● **TO DO**
Retype the listing below exactly, pictures removed.
==========
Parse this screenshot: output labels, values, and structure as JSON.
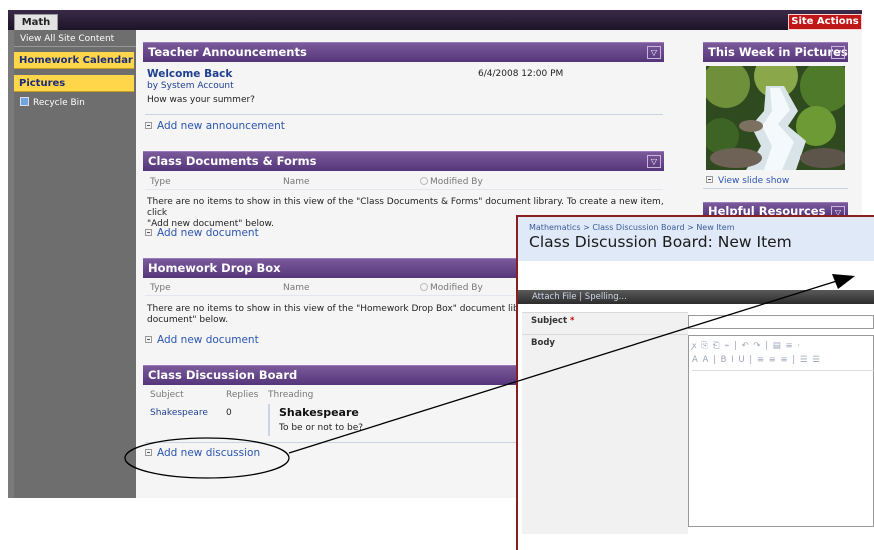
{
  "topbar": {
    "site_tab": "Math",
    "site_actions": "Site Actions ▾"
  },
  "leftnav": {
    "view_all": "View All Site Content",
    "items": [
      "Homework Calendar",
      "Pictures"
    ],
    "recycle_bin": "Recycle Bin"
  },
  "announcements": {
    "title": "Teacher Announcements",
    "item_title": "Welcome Back",
    "item_date": "6/4/2008 12:00 PM",
    "item_by": "by System Account",
    "item_body": "How was your summer?",
    "add_link": "Add new announcement"
  },
  "class_docs": {
    "title": "Class Documents & Forms",
    "columns": [
      "Type",
      "Name",
      "Modified By"
    ],
    "empty_line1": "There are no items to show in this view of the \"Class Documents & Forms\" document library. To create a new item, click",
    "empty_line2": "\"Add new document\" below.",
    "add_link": "Add new document"
  },
  "homework": {
    "title": "Homework Drop Box",
    "columns": [
      "Type",
      "Name",
      "Modified By"
    ],
    "empty_line1": "There are no items to show in this view of the \"Homework Drop Box\" document library. To",
    "empty_line2": "document\" below.",
    "add_link": "Add new document"
  },
  "discussion": {
    "title": "Class Discussion Board",
    "columns": [
      "Subject",
      "Replies",
      "Threading"
    ],
    "row": {
      "subject": "Shakespeare",
      "replies": "0",
      "thread_title": "Shakespeare",
      "thread_body": "To be or not to be?"
    },
    "add_link": "Add new discussion"
  },
  "right": {
    "pictures_title": "This Week in Pictures",
    "slideshow_link": "View slide show",
    "resources_title": "Helpful Resources"
  },
  "popup": {
    "breadcrumb": "Mathematics > Class Discussion Board > New Item",
    "title": "Class Discussion Board: New Item",
    "toolbar": "Attach File  |  Spelling...",
    "subject_label": "Subject",
    "required_mark": "*",
    "body_label": "Body",
    "rte_row1": "ꭗ ⎘ ⎗ ⌁ | ↶ ↷ | ▤ ≡ ·",
    "rte_row2": "A A | B I U | ≡ ≡ ≡ | ☰ ☰"
  },
  "colors": {
    "purple_header": "#55357a",
    "nav_highlight": "#ffd54a",
    "site_actions": "#c01818",
    "link": "#2b55b0"
  }
}
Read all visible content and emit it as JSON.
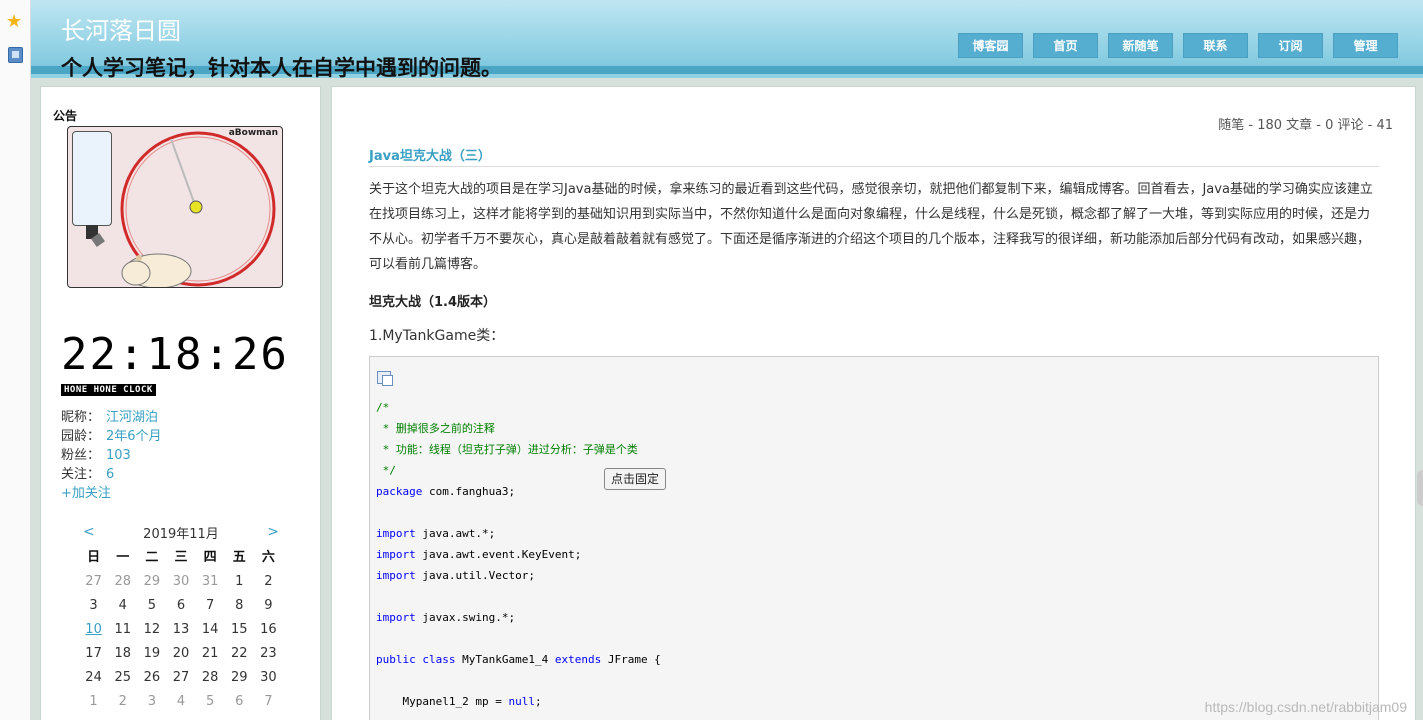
{
  "header": {
    "title": "长河落日圆",
    "subtitle": "个人学习笔记，针对本人在自学中遇到的问题。",
    "nav": [
      "博客园",
      "首页",
      "新随笔",
      "联系",
      "订阅",
      "管理"
    ]
  },
  "sidebar": {
    "notice_title": "公告",
    "hamster_brand": "aBowman",
    "clock_time": "22:18:26",
    "clock_label": "HONE HONE CLOCK",
    "profile": {
      "nickname_label": "昵称：",
      "nickname": "江河湖泊",
      "age_label": "园龄：",
      "age": "2年6个月",
      "fans_label": "粉丝：",
      "fans": "103",
      "follow_label": "关注：",
      "follow": "6",
      "add_follow": "+加关注"
    },
    "calendar": {
      "prev": "<",
      "next": ">",
      "month": "2019年11月",
      "weekdays": [
        "日",
        "一",
        "二",
        "三",
        "四",
        "五",
        "六"
      ],
      "weeks": [
        [
          "27",
          "28",
          "29",
          "30",
          "31",
          "1",
          "2"
        ],
        [
          "3",
          "4",
          "5",
          "6",
          "7",
          "8",
          "9"
        ],
        [
          "10",
          "11",
          "12",
          "13",
          "14",
          "15",
          "16"
        ],
        [
          "17",
          "18",
          "19",
          "20",
          "21",
          "22",
          "23"
        ],
        [
          "24",
          "25",
          "26",
          "27",
          "28",
          "29",
          "30"
        ],
        [
          "1",
          "2",
          "3",
          "4",
          "5",
          "6",
          "7"
        ]
      ]
    }
  },
  "main": {
    "stats": "随笔 - 180  文章 - 0  评论 - 41",
    "post_title": "Java坦克大战（三）",
    "post_body": "关于这个坦克大战的项目是在学习Java基础的时候，拿来练习的最近看到这些代码，感觉很亲切，就把他们都复制下来，编辑成博客。回首看去，Java基础的学习确实应该建立在找项目练习上，这样才能将学到的基础知识用到实际当中，不然你知道什么是面向对象编程，什么是线程，什么是死锁，概念都了解了一大堆，等到实际应用的时候，还是力不从心。初学者千万不要灰心，真心是敲着敲着就有感觉了。下面还是循序渐进的介绍这个项目的几个版本，注释我写的很详细，新功能添加后部分代码有改动，如果感兴趣，可以看前几篇博客。",
    "sub_heading": "坦克大战（1.4版本）",
    "class_label": "1.MyTankGame类：",
    "fix_button": "点击固定",
    "code": {
      "c1": "/*",
      "c2": " * 删掉很多之前的注释",
      "c3": " * 功能：线程（坦克打子弹）进过分析：子弹是个类",
      "c4": " */",
      "kw_package": "package",
      "pkg": " com.fanghua3;",
      "kw_import": "import",
      "imp1": " java.awt.*;",
      "imp2": " java.awt.event.KeyEvent;",
      "imp3": " java.util.Vector;",
      "imp4": " javax.swing.*;",
      "kw_public": "public",
      "kw_class": "class",
      "cls": " MyTankGame1_4 ",
      "kw_extends": "extends",
      "cls_end": " JFrame {",
      "field": "    Mypanel1_2 mp = ",
      "kw_null": "null",
      "semicolon": ";"
    },
    "watermark": "https://blog.csdn.net/rabbitjam09"
  }
}
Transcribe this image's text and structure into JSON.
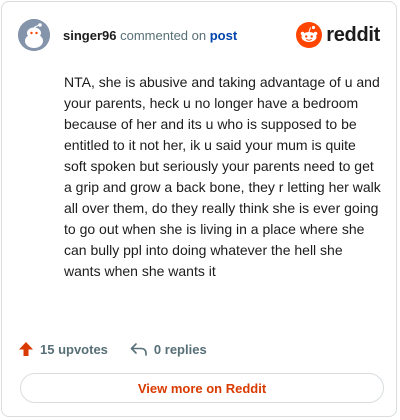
{
  "header": {
    "username": "singer96",
    "action_text": "commented on",
    "post_link": "post",
    "brand_name": "reddit"
  },
  "comment": {
    "text": "NTA, she is abusive and taking advantage of u and your parents, heck u no longer have a bedroom because of her and its u who is supposed to be entitled to it not her, ik u said your mum is quite soft spoken but seriously your parents need to get a grip and grow a back bone, they r letting her walk all over them, do they really think she is ever going to go out when she is living in a place where she can bully ppl into doing whatever the hell she wants when she wants it"
  },
  "footer": {
    "upvotes": "15 upvotes",
    "replies": "0 replies",
    "view_more": "View more on Reddit"
  },
  "colors": {
    "brand_orange": "#ff4500",
    "upvote": "#d93a00",
    "link": "#0045ac"
  },
  "icons": {
    "avatar": "snoo-avatar-icon",
    "brand": "reddit-logo-icon",
    "upvote": "upvote-arrow-icon",
    "reply": "reply-arrow-icon"
  }
}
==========
● **EXPECTED ANSWER**
Parse this screenshot: output labels, values, and structure as JSON.
{
  "topbar": {
    "site_tab": "Math",
    "site_actions": "Site Actions ▾"
  },
  "leftnav": {
    "view_all": "View All Site Content",
    "items": [
      "Homework Calendar",
      "Pictures"
    ],
    "recycle_bin": "Recycle Bin"
  },
  "announcements": {
    "title": "Teacher Announcements",
    "item_title": "Welcome Back",
    "item_date": "6/4/2008 12:00 PM",
    "item_by": "by System Account",
    "item_body": "How was your summer?",
    "add_link": "Add new announcement"
  },
  "class_docs": {
    "title": "Class Documents & Forms",
    "columns": [
      "Type",
      "Name",
      "Modified By"
    ],
    "empty_line1": "There are no items to show in this view of the \"Class Documents & Forms\" document library. To create a new item, click",
    "empty_line2": "\"Add new document\" below.",
    "add_link": "Add new document"
  },
  "homework": {
    "title": "Homework Drop Box",
    "columns": [
      "Type",
      "Name",
      "Modified By"
    ],
    "empty_line1": "There are no items to show in this view of the \"Homework Drop Box\" document library. To",
    "empty_line2": "document\" below.",
    "add_link": "Add new document"
  },
  "discussion": {
    "title": "Class Discussion Board",
    "columns": [
      "Subject",
      "Replies",
      "Threading"
    ],
    "row": {
      "subject": "Shakespeare",
      "replies": "0",
      "thread_title": "Shakespeare",
      "thread_body": "To be or not to be?"
    },
    "add_link": "Add new discussion"
  },
  "right": {
    "pictures_title": "This Week in Pictures",
    "slideshow_link": "View slide show",
    "resources_title": "Helpful Resources"
  },
  "popup": {
    "breadcrumb": "Mathematics > Class Discussion Board > New Item",
    "title": "Class Discussion Board: New Item",
    "toolbar": "Attach File  |  Spelling...",
    "subject_label": "Subject",
    "required_mark": "*",
    "body_label": "Body",
    "rte_row1": "ꭗ ⎘ ⎗ ⌁ | ↶ ↷ | ▤ ≡ ·",
    "rte_row2": "A A | B I U | ≡ ≡ ≡ | ☰ ☰"
  },
  "colors": {
    "purple_header": "#55357a",
    "nav_highlight": "#ffd54a",
    "site_actions": "#c01818",
    "link": "#2b55b0"
  }
}
Read all visible content and emit it as JSON.
{
  "header": {
    "title": "长河落日圆",
    "subtitle": "个人学习笔记，针对本人在自学中遇到的问题。",
    "nav": [
      "博客园",
      "首页",
      "新随笔",
      "联系",
      "订阅",
      "管理"
    ]
  },
  "sidebar": {
    "notice_title": "公告",
    "hamster_brand": "aBowman",
    "clock_time": "22:18:26",
    "clock_label": "HONE HONE CLOCK",
    "profile": {
      "nickname_label": "昵称：",
      "nickname": "江河湖泊",
      "age_label": "园龄：",
      "age": "2年6个月",
      "fans_label": "粉丝：",
      "fans": "103",
      "follow_label": "关注：",
      "follow": "6",
      "add_follow": "+加关注"
    },
    "calendar": {
      "prev": "<",
      "next": ">",
      "month": "2019年11月",
      "weekdays": [
        "日",
        "一",
        "二",
        "三",
        "四",
        "五",
        "六"
      ],
      "weeks": [
        [
          "27",
          "28",
          "29",
          "30",
          "31",
          "1",
          "2"
        ],
        [
          "3",
          "4",
          "5",
          "6",
          "7",
          "8",
          "9"
        ],
        [
          "10",
          "11",
          "12",
          "13",
          "14",
          "15",
          "16"
        ],
        [
          "17",
          "18",
          "19",
          "20",
          "21",
          "22",
          "23"
        ],
        [
          "24",
          "25",
          "26",
          "27",
          "28",
          "29",
          "30"
        ],
        [
          "1",
          "2",
          "3",
          "4",
          "5",
          "6",
          "7"
        ]
      ]
    }
  },
  "main": {
    "stats": "随笔 - 180  文章 - 0  评论 - 41",
    "post_title": "Java坦克大战（三）",
    "post_body": "关于这个坦克大战的项目是在学习Java基础的时候，拿来练习的最近看到这些代码，感觉很亲切，就把他们都复制下来，编辑成博客。回首看去，Java基础的学习确实应该建立在找项目练习上，这样才能将学到的基础知识用到实际当中，不然你知道什么是面向对象编程，什么是线程，什么是死锁，概念都了解了一大堆，等到实际应用的时候，还是力不从心。初学者千万不要灰心，真心是敲着敲着就有感觉了。下面还是循序渐进的介绍这个项目的几个版本，注释我写的很详细，新功能添加后部分代码有改动，如果感兴趣，可以看前几篇博客。",
    "sub_heading": "坦克大战（1.4版本）",
    "class_label": "1.MyTankGame类：",
    "fix_button": "点击固定",
    "code": {
      "c1": "/*",
      "c2": " * 删掉很多之前的注释",
      "c3": " * 功能：线程（坦克打子弹）进过分析：子弹是个类",
      "c4": " */",
      "kw_package": "package",
      "pkg": " com.fanghua3;",
      "kw_import": "import",
      "imp1": " java.awt.*;",
      "imp2": " java.awt.event.KeyEvent;",
      "imp3": " java.util.Vector;",
      "imp4": " javax.swing.*;",
      "kw_public": "public",
      "kw_class": "class",
      "cls": " MyTankGame1_4 ",
      "kw_extends": "extends",
      "cls_end": " JFrame {",
      "field": "    Mypanel1_2 mp = ",
      "kw_null": "null",
      "semicolon": ";"
    },
    "watermark": "https://blog.csdn.net/rabbitjam09"
  }
}
Transcribe this image's text and structure into JSON.
{
  "header": {
    "username": "singer96",
    "action_text": "commented on",
    "post_link": "post",
    "brand_name": "reddit"
  },
  "comment": {
    "text": "NTA, she is abusive and taking advantage of u and your parents, heck u no longer have a bedroom because of her and its u who is supposed to be entitled to it not her, ik u said your mum is quite soft spoken but seriously your parents need to get a grip and grow a back bone, they r letting her walk all over them, do they really think she is ever going to go out when she is living in a place where she can bully ppl into doing whatever the hell she wants when she wants it"
  },
  "footer": {
    "upvotes": "15 upvotes",
    "replies": "0 replies",
    "view_more": "View more on Reddit"
  },
  "colors": {
    "brand_orange": "#ff4500",
    "upvote": "#d93a00",
    "link": "#0045ac"
  },
  "icons": {
    "avatar": "snoo-avatar-icon",
    "brand": "reddit-logo-icon",
    "upvote": "upvote-arrow-icon",
    "reply": "reply-arrow-icon"
  }
}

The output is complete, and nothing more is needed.